• _How to complete this task_
Everything in the listing must be repeated exactly, apart from the images.

• _Material to process_
>>>
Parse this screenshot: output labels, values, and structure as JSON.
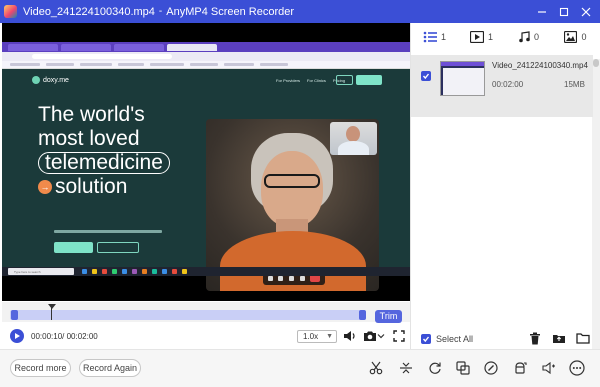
{
  "titlebar": {
    "file_name": "Video_241224100340.mp4",
    "separator": "-",
    "app_name": "AnyMP4 Screen Recorder",
    "window_buttons": [
      "minimize-icon",
      "restore-icon",
      "close-icon"
    ]
  },
  "preview_page": {
    "brand": "doxy.me",
    "nav": [
      "For Providers",
      "For Clinics",
      "Pricing"
    ],
    "hero_line1": "The world's",
    "hero_line2": "most loved",
    "hero_pill": "telemedicine",
    "hero_arrow": "→",
    "hero_line4": "solution",
    "taskbar_search": "Type here to search"
  },
  "media_types": [
    {
      "icon": "list-icon",
      "count": "1"
    },
    {
      "icon": "video-icon",
      "count": "1"
    },
    {
      "icon": "music-note-icon",
      "count": "0"
    },
    {
      "icon": "image-icon",
      "count": "0"
    }
  ],
  "file": {
    "name": "Video_241224100340.mp4",
    "duration": "00:02:00",
    "size": "15MB",
    "checked": true
  },
  "panel": {
    "select_all": "Select All",
    "tools": [
      "trash-icon",
      "export-icon",
      "folder-icon"
    ]
  },
  "timeline": {
    "trim_label": "Trim",
    "playhead_fraction": 0.12
  },
  "controls": {
    "time": "00:00:10/ 00:02:00",
    "speed": "1.0x"
  },
  "bottom": {
    "record_more": "Record more",
    "record_again": "Record Again",
    "edit_tools": [
      "scissors-icon",
      "split-icon",
      "rotate-icon",
      "merge-icon",
      "edit-icon",
      "compress-icon",
      "volume-icon",
      "more-icon"
    ]
  },
  "colors": {
    "accent": "#3b4fd6",
    "timeline_fill": "#c9cff6",
    "trim": "#5566de"
  }
}
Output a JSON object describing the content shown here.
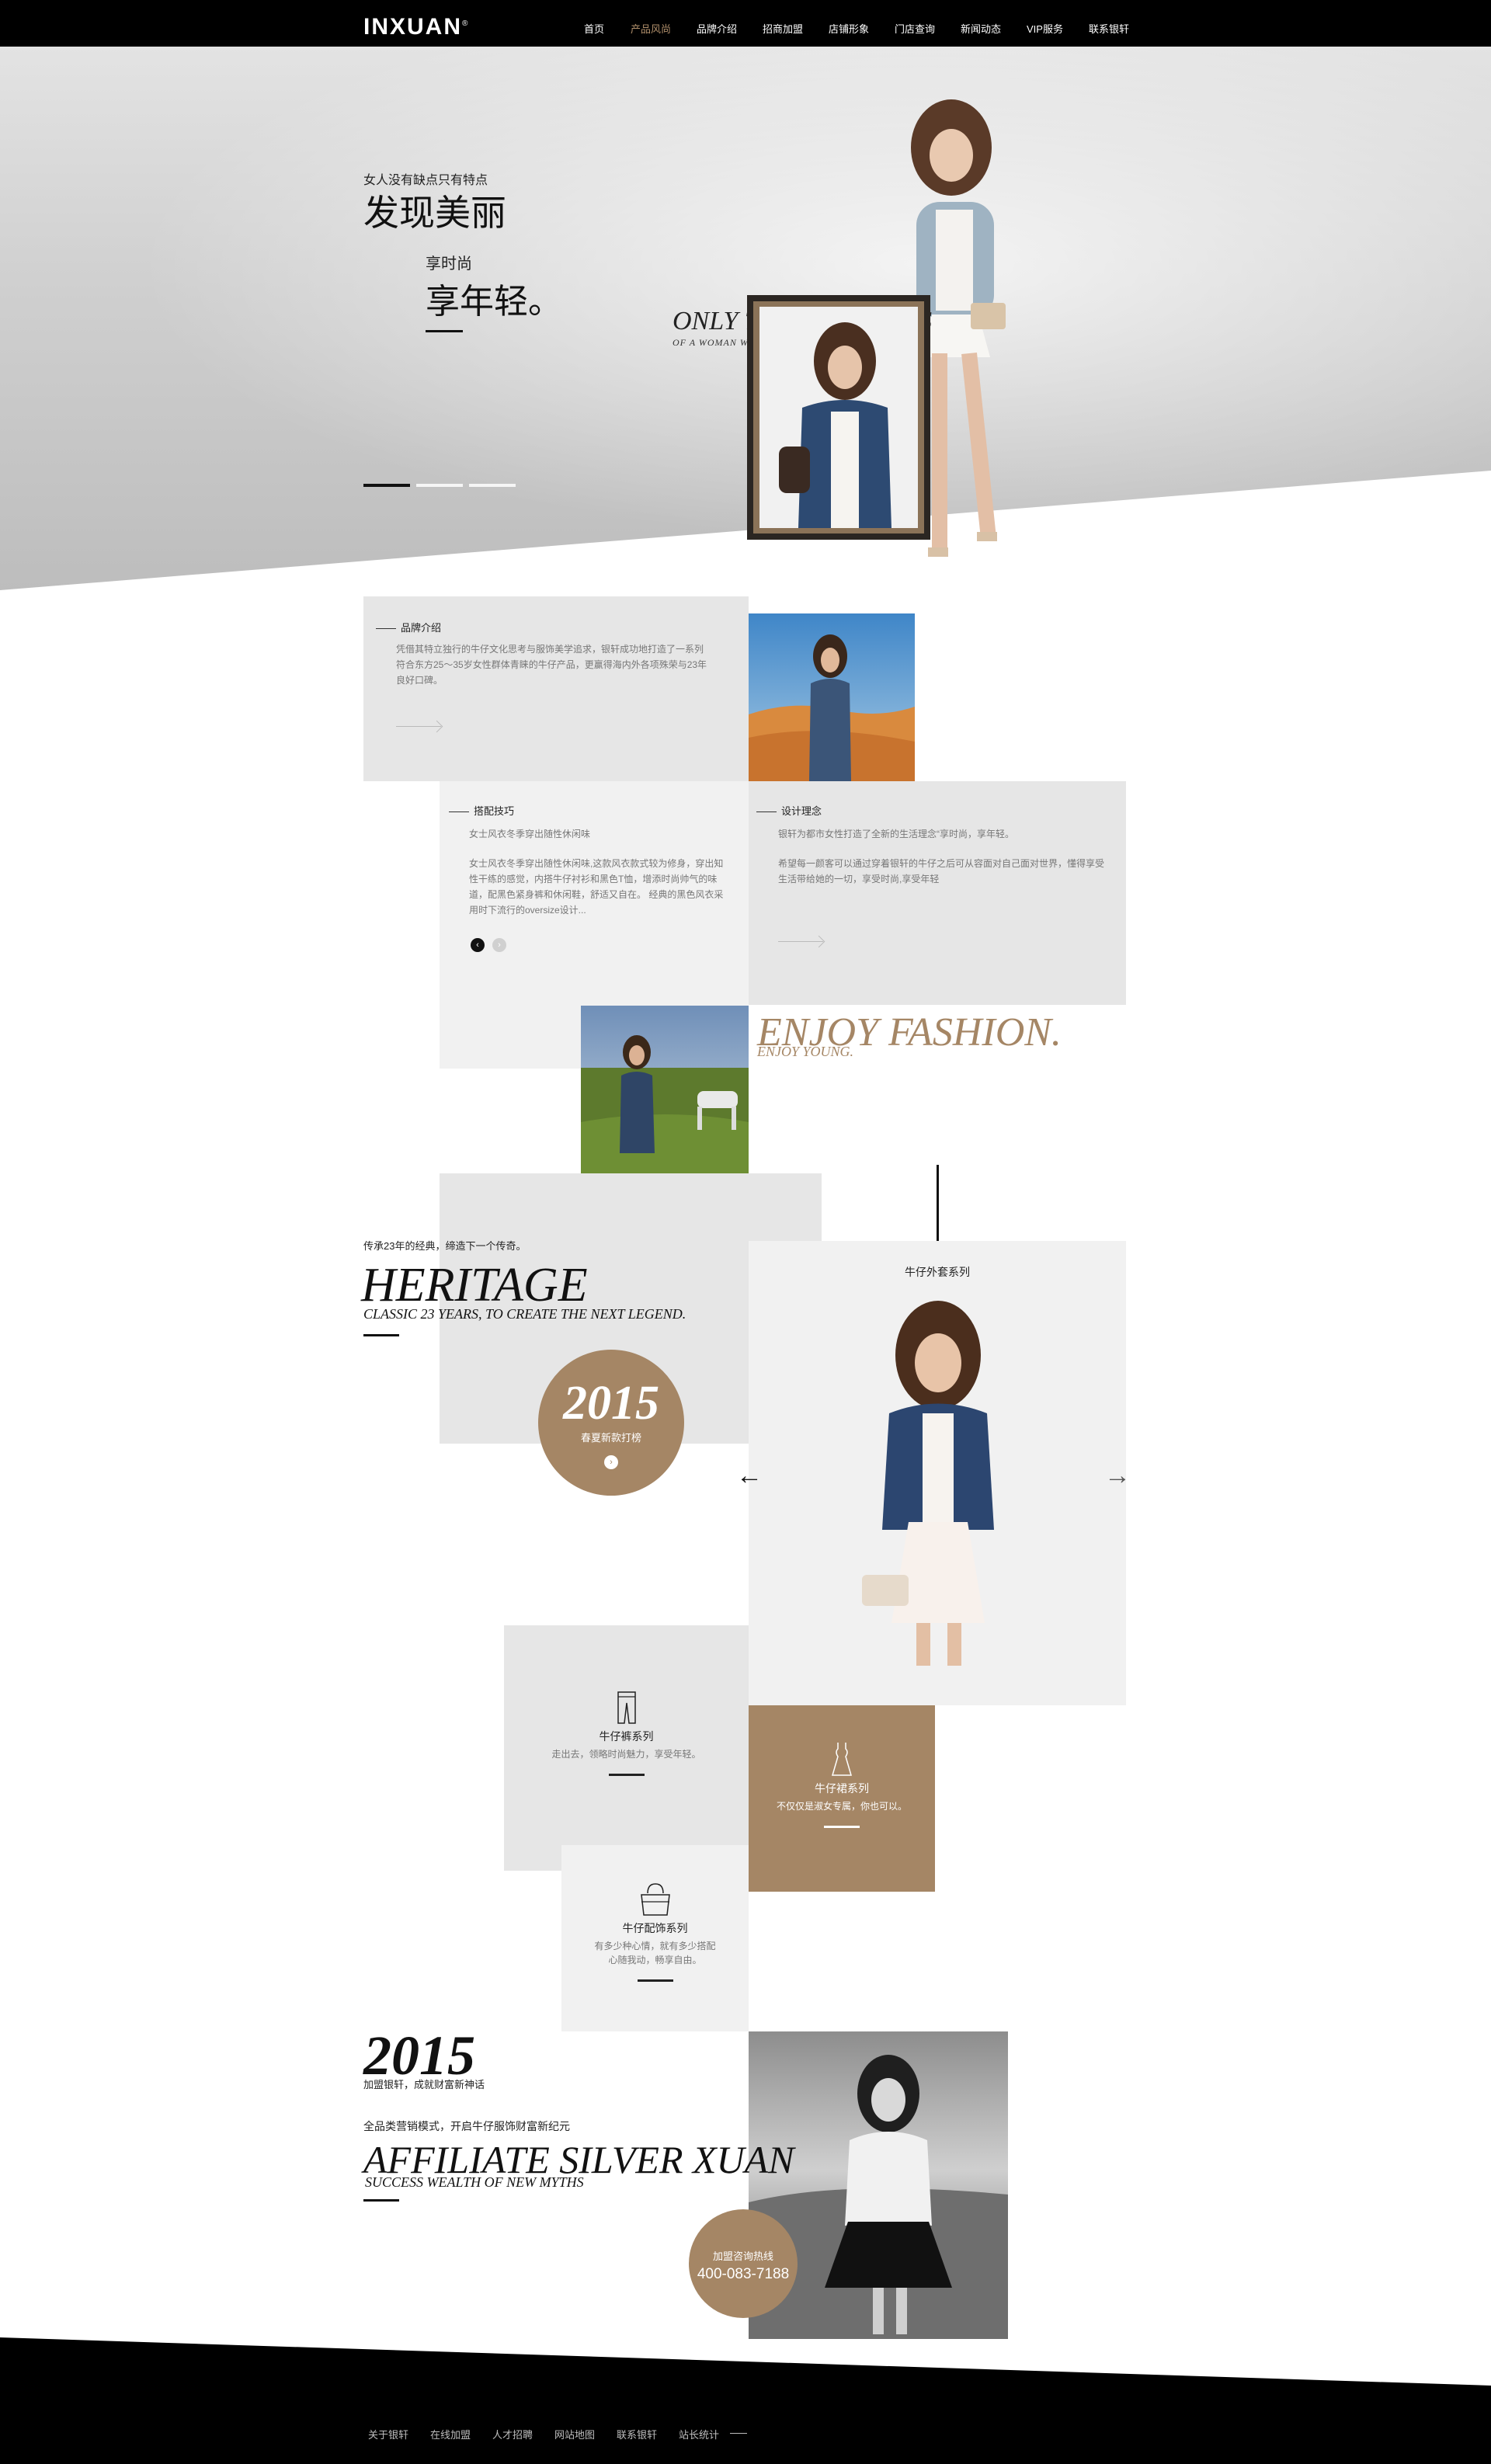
{
  "brand": {
    "logo": "INXUAN",
    "reg": "®"
  },
  "nav": {
    "items": [
      "首页",
      "产品风尚",
      "品牌介绍",
      "招商加盟",
      "店铺形象",
      "门店查询",
      "新闻动态",
      "VIP服务",
      "联系银轩"
    ],
    "active_index": 1
  },
  "hero": {
    "sub1": "女人没有缺点只有特点",
    "title1": "发现美丽",
    "sub2": "享时尚",
    "title2": "享年轻。",
    "en_title": "ONLY THE CHARA        ICS",
    "en_sub": "OF A WOMAN WITHOUT DRAWBACKS",
    "slide_count": 3,
    "active_slide": 0
  },
  "brand_intro": {
    "title": "品牌介绍",
    "text": "凭借其特立独行的牛仔文化思考与服饰美学追求，银轩成功地打造了一系列符合东方25～35岁女性群体青睐的牛仔产品，更赢得海内外各项殊荣与23年良好口碑。"
  },
  "styling": {
    "title": "搭配技巧",
    "lead": "女士风衣冬季穿出随性休闲味",
    "text": "女士风衣冬季穿出随性休闲味,这款风衣款式较为修身，穿出知性干练的感觉，内搭牛仔衬衫和黑色T恤，增添时尚帅气的味道，配黑色紧身裤和休闲鞋，舒适又自在。    经典的黑色风衣采用时下流行的oversize设计..."
  },
  "design": {
    "title": "设计理念",
    "text1": "银轩为都市女性打造了全新的生活理念“享时尚，享年轻。",
    "text2": "希望每一颜客可以通过穿着银轩的牛仔之后可从容面对自己面对世界，懂得享受生活带给她的一切，享受时尚,享受年轻"
  },
  "enjoy": {
    "title": "ENJOY FASHION.",
    "sub": "ENJOY YOUNG."
  },
  "heritage": {
    "sub": "传承23年的经典，缔造下一个传奇。",
    "title": "HERITAGE",
    "en": "CLASSIC 23 YEARS, TO CREATE THE NEXT LEGEND.",
    "circle_year": "2015",
    "circle_caption": "春夏新款打榜",
    "circle_btn": "›"
  },
  "series": {
    "title": "牛仔外套系列",
    "prev": "←",
    "next": "→"
  },
  "categories": [
    {
      "title": "牛仔裤系列",
      "desc": "走出去，领略时尚魅力，享受年轻。",
      "icon": "jeans-icon"
    },
    {
      "title": "牛仔裙系列",
      "desc": "不仅仅是淑女专属，你也可以。",
      "icon": "dress-icon"
    },
    {
      "title": "牛仔配饰系列",
      "desc1": "有多少种心情，就有多少搭配",
      "desc2": "心随我动，畅享自由。",
      "icon": "handbag-icon"
    }
  ],
  "affiliate": {
    "year": "2015",
    "year_sub": "加盟银轩，成就财富新神话",
    "sub": "全品类营销模式，开启牛仔服饰财富新纪元",
    "title": "AFFILIATE SILVER XUAN",
    "en": "SUCCESS WEALTH OF NEW MYTHS",
    "hotline_label": "加盟咨询热线",
    "hotline": "400-083-7188"
  },
  "footer": {
    "links": [
      "关于银轩",
      "在线加盟",
      "人才招聘",
      "网站地图",
      "联系银轩",
      "站长统计"
    ]
  },
  "colors": {
    "accent": "#a58665",
    "black": "#000000",
    "grey": "#e6e6e6"
  }
}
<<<
• _Output_
Parse this screenshot: output labels, values, and structure as JSON.
{
  "titlebar": {
    "file_name": "Video_241224100340.mp4",
    "separator": "-",
    "app_name": "AnyMP4 Screen Recorder",
    "window_buttons": [
      "minimize-icon",
      "restore-icon",
      "close-icon"
    ]
  },
  "preview_page": {
    "brand": "doxy.me",
    "nav": [
      "For Providers",
      "For Clinics",
      "Pricing"
    ],
    "hero_line1": "The world's",
    "hero_line2": "most loved",
    "hero_pill": "telemedicine",
    "hero_arrow": "→",
    "hero_line4": "solution",
    "taskbar_search": "Type here to search"
  },
  "media_types": [
    {
      "icon": "list-icon",
      "count": "1"
    },
    {
      "icon": "video-icon",
      "count": "1"
    },
    {
      "icon": "music-note-icon",
      "count": "0"
    },
    {
      "icon": "image-icon",
      "count": "0"
    }
  ],
  "file": {
    "name": "Video_241224100340.mp4",
    "duration": "00:02:00",
    "size": "15MB",
    "checked": true
  },
  "panel": {
    "select_all": "Select All",
    "tools": [
      "trash-icon",
      "export-icon",
      "folder-icon"
    ]
  },
  "timeline": {
    "trim_label": "Trim",
    "playhead_fraction": 0.12
  },
  "controls": {
    "time": "00:00:10/ 00:02:00",
    "speed": "1.0x"
  },
  "bottom": {
    "record_more": "Record more",
    "record_again": "Record Again",
    "edit_tools": [
      "scissors-icon",
      "split-icon",
      "rotate-icon",
      "merge-icon",
      "edit-icon",
      "compress-icon",
      "volume-icon",
      "more-icon"
    ]
  },
  "colors": {
    "accent": "#3b4fd6",
    "timeline_fill": "#c9cff6",
    "trim": "#5566de"
  }
}
Output a JSON object describing the content shown here.
{
  "brand": {
    "logo": "INXUAN",
    "reg": "®"
  },
  "nav": {
    "items": [
      "首页",
      "产品风尚",
      "品牌介绍",
      "招商加盟",
      "店铺形象",
      "门店查询",
      "新闻动态",
      "VIP服务",
      "联系银轩"
    ],
    "active_index": 1
  },
  "hero": {
    "sub1": "女人没有缺点只有特点",
    "title1": "发现美丽",
    "sub2": "享时尚",
    "title2": "享年轻。",
    "en_title": "ONLY THE CHARA        ICS",
    "en_sub": "OF A WOMAN WITHOUT DRAWBACKS",
    "slide_count": 3,
    "active_slide": 0
  },
  "brand_intro": {
    "title": "品牌介绍",
    "text": "凭借其特立独行的牛仔文化思考与服饰美学追求，银轩成功地打造了一系列符合东方25～35岁女性群体青睐的牛仔产品，更赢得海内外各项殊荣与23年良好口碑。"
  },
  "styling": {
    "title": "搭配技巧",
    "lead": "女士风衣冬季穿出随性休闲味",
    "text": "女士风衣冬季穿出随性休闲味,这款风衣款式较为修身，穿出知性干练的感觉，内搭牛仔衬衫和黑色T恤，增添时尚帅气的味道，配黑色紧身裤和休闲鞋，舒适又自在。    经典的黑色风衣采用时下流行的oversize设计..."
  },
  "design": {
    "title": "设计理念",
    "text1": "银轩为都市女性打造了全新的生活理念“享时尚，享年轻。",
    "text2": "希望每一颜客可以通过穿着银轩的牛仔之后可从容面对自己面对世界，懂得享受生活带给她的一切，享受时尚,享受年轻"
  },
  "enjoy": {
    "title": "ENJOY FASHION.",
    "sub": "ENJOY YOUNG."
  },
  "heritage": {
    "sub": "传承23年的经典，缔造下一个传奇。",
    "title": "HERITAGE",
    "en": "CLASSIC 23 YEARS, TO CREATE THE NEXT LEGEND.",
    "circle_year": "2015",
    "circle_caption": "春夏新款打榜",
    "circle_btn": "›"
  },
  "series": {
    "title": "牛仔外套系列",
    "prev": "←",
    "next": "→"
  },
  "categories": [
    {
      "title": "牛仔裤系列",
      "desc": "走出去，领略时尚魅力，享受年轻。",
      "icon": "jeans-icon"
    },
    {
      "title": "牛仔裙系列",
      "desc": "不仅仅是淑女专属，你也可以。",
      "icon": "dress-icon"
    },
    {
      "title": "牛仔配饰系列",
      "desc1": "有多少种心情，就有多少搭配",
      "desc2": "心随我动，畅享自由。",
      "icon": "handbag-icon"
    }
  ],
  "affiliate": {
    "year": "2015",
    "year_sub": "加盟银轩，成就财富新神话",
    "sub": "全品类营销模式，开启牛仔服饰财富新纪元",
    "title": "AFFILIATE SILVER XUAN",
    "en": "SUCCESS WEALTH OF NEW MYTHS",
    "hotline_label": "加盟咨询热线",
    "hotline": "400-083-7188"
  },
  "footer": {
    "links": [
      "关于银轩",
      "在线加盟",
      "人才招聘",
      "网站地图",
      "联系银轩",
      "站长统计"
    ]
  },
  "colors": {
    "accent": "#a58665",
    "black": "#000000",
    "grey": "#e6e6e6"
  }
}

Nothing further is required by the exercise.